Wrapping up 2015: Amy
I figure I’ll give myself until the end of February (the end of the new release graveyard, basically) to keep posting reviews of last year’s films. Until then, there are still some terrific movies that need seeing. Amy is one of them.
Asif Kapadia’s documentary Amy opens with home video footage of a 14-year-old Amy Winehouse singing “Happy Birthday” to a friend. Her voice is startling: rich, beautiful, and robust. I imagine any music producer hearing this snippet would clamor to find out more about this girl. Then something far more grim struck me: at 14, Amy Winehouse was more than halfway to her death. Never deviating from footage (much of it home video shot by Winehouse and her friends) Kapadia builds a narrative from this moment, when Winehouse was so full of promise, to the realization of that promise as she catapulted to superstardom, and finally her self-destruction and death at age 27 from alcohol poisoning.
I remember well when Amy Winehouse’s “Rehab” was all the rage. I was a sophomore in college, immersing myself in music for the first time as I took jazz vocal lessons and sang with musical ensembles. Her ascent coincided with my first deep appreciation of music. “Rehab” was my favorite song for some time. I wasn’t alone. It was so catchy and energetic that it overtook any room in which it was played. Everyone in the room had no choice but to stop and listen. My younger sister, however, couldn’t listen to the song. It was too bleak for her. She saw through the veneer of defiant buoyancy and saw underneath a song about self-aware self-destruction laid bare for the world to see. In hindsight, I think she was right. Today it’s hard not to see “Rehab” as a confession from someone who was not long for the world.
Celebrity documentaries are a tricky business. It’s easy to fall into the trap of hagiography, spouting platitudes and downplaying the subject’s life off the stage. Go too far the other way, and you run the risk of seeming disingenuous: stardom and the price of fame is an inescapable aspect of any superstar’s life story. Kapadia’s great achievement with Amy is finding balance. Every frame of the movie is about Amy Winehouse. Voiceovers are kept to the soundtrack; there are no cuts to talking heads. We get the sense of the flow of a lifetime. It’s devastating that that lifetime can be covered in only 2 hours.
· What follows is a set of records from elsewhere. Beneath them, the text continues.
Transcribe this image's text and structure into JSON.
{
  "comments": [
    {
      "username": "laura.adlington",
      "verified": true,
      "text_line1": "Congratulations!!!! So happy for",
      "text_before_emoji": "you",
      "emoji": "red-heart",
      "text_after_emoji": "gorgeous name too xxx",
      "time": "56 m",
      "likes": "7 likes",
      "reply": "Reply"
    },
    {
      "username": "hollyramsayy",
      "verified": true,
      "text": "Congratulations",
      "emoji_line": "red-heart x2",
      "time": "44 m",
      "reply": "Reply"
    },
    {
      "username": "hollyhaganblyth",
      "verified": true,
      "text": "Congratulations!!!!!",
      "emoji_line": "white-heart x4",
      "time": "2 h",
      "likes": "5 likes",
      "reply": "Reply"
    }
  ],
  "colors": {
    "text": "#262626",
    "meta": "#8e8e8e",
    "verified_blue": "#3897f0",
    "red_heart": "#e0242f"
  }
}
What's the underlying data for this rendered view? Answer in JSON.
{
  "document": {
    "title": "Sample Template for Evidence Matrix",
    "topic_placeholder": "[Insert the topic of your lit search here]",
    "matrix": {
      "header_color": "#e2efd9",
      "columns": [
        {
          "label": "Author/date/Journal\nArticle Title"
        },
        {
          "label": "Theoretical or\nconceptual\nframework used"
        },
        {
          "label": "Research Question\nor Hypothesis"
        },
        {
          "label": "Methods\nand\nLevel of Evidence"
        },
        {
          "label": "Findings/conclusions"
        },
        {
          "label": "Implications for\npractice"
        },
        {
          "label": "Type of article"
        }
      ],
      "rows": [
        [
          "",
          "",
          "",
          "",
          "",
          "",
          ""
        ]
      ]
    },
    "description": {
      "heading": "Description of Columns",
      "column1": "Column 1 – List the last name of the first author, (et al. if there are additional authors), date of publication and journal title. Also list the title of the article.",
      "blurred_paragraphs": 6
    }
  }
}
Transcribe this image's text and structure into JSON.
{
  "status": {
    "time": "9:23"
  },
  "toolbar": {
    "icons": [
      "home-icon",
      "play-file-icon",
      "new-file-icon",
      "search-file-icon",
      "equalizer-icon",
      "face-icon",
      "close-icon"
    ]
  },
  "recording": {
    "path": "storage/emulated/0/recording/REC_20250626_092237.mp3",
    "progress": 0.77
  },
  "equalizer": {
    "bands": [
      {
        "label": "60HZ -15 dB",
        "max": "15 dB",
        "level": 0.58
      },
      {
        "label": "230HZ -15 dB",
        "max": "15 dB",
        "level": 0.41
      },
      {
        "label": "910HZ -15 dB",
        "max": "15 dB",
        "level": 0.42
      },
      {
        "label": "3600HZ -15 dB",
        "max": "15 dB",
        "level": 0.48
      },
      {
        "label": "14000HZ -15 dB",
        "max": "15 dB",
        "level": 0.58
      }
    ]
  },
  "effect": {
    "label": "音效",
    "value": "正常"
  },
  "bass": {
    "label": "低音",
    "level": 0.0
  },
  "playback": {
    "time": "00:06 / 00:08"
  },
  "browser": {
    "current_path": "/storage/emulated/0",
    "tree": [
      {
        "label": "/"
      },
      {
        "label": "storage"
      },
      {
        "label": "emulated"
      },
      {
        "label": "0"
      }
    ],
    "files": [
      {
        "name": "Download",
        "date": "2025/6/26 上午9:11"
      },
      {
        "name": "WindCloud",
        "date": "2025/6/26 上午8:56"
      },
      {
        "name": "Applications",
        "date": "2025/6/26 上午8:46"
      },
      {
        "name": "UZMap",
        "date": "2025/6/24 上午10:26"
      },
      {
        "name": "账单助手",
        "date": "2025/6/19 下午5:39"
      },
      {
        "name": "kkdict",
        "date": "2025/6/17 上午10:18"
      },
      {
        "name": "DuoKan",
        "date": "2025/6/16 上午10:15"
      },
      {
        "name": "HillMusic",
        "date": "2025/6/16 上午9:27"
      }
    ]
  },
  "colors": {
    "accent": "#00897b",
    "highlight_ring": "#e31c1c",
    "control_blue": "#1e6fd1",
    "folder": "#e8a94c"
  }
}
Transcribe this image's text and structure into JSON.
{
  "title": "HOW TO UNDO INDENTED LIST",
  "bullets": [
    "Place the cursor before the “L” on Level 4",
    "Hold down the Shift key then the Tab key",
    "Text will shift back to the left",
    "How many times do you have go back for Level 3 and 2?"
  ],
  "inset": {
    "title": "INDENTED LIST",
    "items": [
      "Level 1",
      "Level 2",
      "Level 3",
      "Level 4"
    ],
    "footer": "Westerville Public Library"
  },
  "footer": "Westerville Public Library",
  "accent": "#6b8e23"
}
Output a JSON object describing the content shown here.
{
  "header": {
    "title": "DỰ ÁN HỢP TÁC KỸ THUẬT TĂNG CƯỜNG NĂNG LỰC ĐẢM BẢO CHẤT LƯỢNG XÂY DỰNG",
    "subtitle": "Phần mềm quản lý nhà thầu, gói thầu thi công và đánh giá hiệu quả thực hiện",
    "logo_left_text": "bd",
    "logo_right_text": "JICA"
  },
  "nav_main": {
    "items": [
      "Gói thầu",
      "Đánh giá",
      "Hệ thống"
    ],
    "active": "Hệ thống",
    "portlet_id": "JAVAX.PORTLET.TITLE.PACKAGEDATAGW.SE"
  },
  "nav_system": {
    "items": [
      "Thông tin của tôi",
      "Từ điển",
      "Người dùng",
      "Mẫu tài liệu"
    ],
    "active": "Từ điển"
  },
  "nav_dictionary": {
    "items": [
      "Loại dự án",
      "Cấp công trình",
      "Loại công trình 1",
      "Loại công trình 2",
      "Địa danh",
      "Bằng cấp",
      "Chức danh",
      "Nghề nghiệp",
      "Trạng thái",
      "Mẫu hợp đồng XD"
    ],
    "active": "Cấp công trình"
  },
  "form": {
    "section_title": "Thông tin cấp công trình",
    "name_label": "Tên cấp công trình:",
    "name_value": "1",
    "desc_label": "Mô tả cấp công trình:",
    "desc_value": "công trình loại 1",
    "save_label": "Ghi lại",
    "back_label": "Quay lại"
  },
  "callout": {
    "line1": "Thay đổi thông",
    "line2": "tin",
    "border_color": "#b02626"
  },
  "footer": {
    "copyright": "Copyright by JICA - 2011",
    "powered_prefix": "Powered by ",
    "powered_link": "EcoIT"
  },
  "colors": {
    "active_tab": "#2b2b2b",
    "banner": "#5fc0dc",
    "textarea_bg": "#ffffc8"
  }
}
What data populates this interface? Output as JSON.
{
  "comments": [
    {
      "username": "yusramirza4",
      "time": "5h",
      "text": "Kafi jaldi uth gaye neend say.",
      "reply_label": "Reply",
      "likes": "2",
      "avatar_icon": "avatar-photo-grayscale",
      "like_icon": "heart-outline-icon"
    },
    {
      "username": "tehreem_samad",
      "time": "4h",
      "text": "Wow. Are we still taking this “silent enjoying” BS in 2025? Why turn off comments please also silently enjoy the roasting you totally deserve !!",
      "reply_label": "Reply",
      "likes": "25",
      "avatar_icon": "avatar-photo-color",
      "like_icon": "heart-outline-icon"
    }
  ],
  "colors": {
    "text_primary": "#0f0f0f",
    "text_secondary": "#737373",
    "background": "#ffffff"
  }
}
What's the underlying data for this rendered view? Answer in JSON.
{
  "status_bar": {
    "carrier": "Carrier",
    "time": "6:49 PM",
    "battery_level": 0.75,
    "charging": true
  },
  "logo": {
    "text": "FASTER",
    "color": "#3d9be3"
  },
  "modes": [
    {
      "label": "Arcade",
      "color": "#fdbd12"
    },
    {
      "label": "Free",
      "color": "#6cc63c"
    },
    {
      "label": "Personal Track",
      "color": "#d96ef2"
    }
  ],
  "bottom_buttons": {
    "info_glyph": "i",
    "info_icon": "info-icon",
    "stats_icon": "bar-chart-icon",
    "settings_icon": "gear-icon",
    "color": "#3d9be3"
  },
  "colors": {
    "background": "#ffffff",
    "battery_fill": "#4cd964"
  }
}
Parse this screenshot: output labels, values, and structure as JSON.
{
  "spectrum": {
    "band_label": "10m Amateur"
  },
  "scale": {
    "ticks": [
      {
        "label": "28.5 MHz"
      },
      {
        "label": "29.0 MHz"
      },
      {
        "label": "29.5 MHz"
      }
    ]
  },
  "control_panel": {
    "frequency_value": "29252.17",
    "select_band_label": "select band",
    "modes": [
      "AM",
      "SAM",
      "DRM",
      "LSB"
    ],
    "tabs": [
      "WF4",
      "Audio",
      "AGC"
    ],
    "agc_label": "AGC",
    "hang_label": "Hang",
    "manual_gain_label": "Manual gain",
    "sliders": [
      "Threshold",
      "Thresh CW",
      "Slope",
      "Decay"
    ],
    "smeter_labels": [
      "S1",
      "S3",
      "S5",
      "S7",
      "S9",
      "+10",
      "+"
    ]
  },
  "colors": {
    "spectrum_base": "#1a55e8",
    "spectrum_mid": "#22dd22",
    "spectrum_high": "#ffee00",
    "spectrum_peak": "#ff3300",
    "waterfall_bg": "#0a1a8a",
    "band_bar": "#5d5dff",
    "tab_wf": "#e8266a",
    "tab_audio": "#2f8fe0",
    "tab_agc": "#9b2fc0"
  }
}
There are always limits to how thoroughly a documentary can examine its subject. If you simply recite a glut of facts, you don’t end up with a watchable movie, and you don’t do the story justice. Amy makes no attempt to be a “tell all”. Its aims are clear. Odds are, you know Amy Winehouse as a musician who skyrocketed to fame, became tabloid fodder, and died young. In interviewing her friends, family, and closest colleagues, Kapadia aims to have us empathize with someone we likely hadn’t before. There are no justifications of Amy Winehouse’s self-destructive behavior. But it’s one part of a person. Winehouse’s surge to fame feels like a suffocating blanket. She seems woefully unprepared to handle the burden of it. Shots of paparazzi swarming her with flashbulbs feel like a horror film. Her collapse into bulimia, drug addiction, and alcoholism was covered with intense glee by the entertainment press. I felt stings of guilt as footage that I no doubt once gawked at and forgot now seemed like a harbinger. When a standup comedian mocks Winehouse’s haggard appearance near the end of her life, it’s crushing, not just for the callousness of the words, but because odds are we probably found it funny at the time.
As I wrote before Amy is not a hagiography. It is a reminder of how easily we dehumanize other people, even as we admire their talent. When Winehouse died, that too was what we paid lip service to. “Such talent, wasted,” is the go-to sentiment when an artist dies too soon. And then we move on. We reserve our deep sympathies. We compartmentalize. It’s easy to forget that everyone has a story worth telling, worth knowing. Even if you know nothing of Amy Winehouse, I imagine you would still find Amy to be compelling and terribly sad. It’s all too human a story. Some people are blessed with extraordinary artistic abilities. Some people die young, under tragic circumstances. Too often, they are the same person.